Research into how climate and the presence of nearby trees and other vegetation can influence the seasonal shrink/swell movement and stability of cuttings and embankments has informed the strategy of both Network Rail and London Underground Limited in managing trackside vegetation. This has led to savings in excess of £1 million over two years and a significant reduction in train delays.

SGG developed monitoring systems, and analyses with Mott MacDonald, to assess the performance for a twin-walled cofferdam at a pumping station on the River Ouse in East Anglia for Costain, at the time the largest excavation in Europe. It enabled the project to be completed safely and on time, saving £15 million and mitigating serious flood risks.

When the ‘Javelin’ trains were first introduced onto HS1, they suffered from poor ride quality in tunnels and caused interference with points monitoring systems. Members of SGG, together with staff from the Network Rail wheel-rail interface team, switches and crossings manufacturer Vossloh Cogifer, train manufacturer Hitachi and train operating company South-Eastern, carried out field measurements over a six month period which identified the cause of the problems and proposed modifications to the wheel profile and suspension settings that solved them.

Expertise from Southampton is helping to drive the intelligent design, management, remediation and maintenance of railway infrastructure systems; providing the rail industry and others with tools to reduce the costs of maintenance and improve safety, and ensure that our transport infrastructure is resilient, sustainable, affordable and future-proof.



Southampton Geomechanics Group

Key Publications

Share this case study Share this on Facebook Share this on Google+ Share this on Twitter Share this on Weibo

We use cookies to ensure that we give you the best experience on our website.

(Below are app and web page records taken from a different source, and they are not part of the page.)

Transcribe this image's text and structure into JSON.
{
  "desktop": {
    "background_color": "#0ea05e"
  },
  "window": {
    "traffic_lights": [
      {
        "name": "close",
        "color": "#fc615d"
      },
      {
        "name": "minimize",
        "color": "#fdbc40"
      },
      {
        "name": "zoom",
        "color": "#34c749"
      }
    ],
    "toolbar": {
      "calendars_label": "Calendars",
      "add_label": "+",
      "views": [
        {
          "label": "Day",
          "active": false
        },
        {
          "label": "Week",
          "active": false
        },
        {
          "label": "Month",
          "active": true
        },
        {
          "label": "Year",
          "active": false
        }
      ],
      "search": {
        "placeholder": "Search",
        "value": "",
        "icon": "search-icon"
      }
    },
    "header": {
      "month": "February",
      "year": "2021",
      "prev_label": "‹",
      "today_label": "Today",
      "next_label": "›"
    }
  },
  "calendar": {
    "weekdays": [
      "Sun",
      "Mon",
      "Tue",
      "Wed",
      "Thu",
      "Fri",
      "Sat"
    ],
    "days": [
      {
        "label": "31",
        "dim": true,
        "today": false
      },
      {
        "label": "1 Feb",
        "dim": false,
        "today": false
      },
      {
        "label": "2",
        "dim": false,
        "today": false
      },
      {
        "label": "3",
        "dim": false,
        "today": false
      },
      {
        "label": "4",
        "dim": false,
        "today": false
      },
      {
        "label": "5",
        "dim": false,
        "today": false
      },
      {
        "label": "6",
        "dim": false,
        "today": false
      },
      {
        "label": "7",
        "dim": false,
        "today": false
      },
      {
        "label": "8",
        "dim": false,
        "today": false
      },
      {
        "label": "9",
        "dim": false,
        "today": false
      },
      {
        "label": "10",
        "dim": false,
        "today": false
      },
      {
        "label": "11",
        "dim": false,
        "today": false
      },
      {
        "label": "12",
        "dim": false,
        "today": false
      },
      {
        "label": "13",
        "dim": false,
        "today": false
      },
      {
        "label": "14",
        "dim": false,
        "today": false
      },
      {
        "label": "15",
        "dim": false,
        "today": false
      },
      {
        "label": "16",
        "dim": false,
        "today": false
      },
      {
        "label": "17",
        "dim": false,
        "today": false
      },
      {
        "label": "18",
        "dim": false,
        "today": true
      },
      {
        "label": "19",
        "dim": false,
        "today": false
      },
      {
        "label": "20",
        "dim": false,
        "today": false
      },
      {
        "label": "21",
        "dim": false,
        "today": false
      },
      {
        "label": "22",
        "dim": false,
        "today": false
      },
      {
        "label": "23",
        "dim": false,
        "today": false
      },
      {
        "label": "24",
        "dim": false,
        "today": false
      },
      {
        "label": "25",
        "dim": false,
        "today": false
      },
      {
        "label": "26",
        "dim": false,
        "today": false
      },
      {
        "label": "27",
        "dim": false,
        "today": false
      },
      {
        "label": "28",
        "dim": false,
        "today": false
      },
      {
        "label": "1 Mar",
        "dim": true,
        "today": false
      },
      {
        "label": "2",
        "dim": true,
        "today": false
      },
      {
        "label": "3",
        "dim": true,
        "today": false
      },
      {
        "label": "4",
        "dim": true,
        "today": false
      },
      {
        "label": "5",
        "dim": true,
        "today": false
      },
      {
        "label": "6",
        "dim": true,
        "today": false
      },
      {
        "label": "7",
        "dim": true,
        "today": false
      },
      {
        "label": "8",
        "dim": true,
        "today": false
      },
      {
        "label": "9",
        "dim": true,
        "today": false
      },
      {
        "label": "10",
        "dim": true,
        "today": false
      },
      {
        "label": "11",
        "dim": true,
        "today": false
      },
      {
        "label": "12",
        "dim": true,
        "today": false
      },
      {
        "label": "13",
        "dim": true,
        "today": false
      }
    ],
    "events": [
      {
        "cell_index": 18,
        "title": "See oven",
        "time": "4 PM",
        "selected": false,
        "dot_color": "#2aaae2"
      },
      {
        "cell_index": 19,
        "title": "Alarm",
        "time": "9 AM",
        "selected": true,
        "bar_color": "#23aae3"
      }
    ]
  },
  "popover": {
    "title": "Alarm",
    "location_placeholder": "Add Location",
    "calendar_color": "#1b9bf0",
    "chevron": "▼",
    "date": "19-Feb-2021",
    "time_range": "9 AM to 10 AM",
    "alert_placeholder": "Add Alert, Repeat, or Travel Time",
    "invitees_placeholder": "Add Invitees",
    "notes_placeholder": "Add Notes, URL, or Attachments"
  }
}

If you continue without changing your settings, we will assume that you are happy to receive cookies on the University of Southampton website.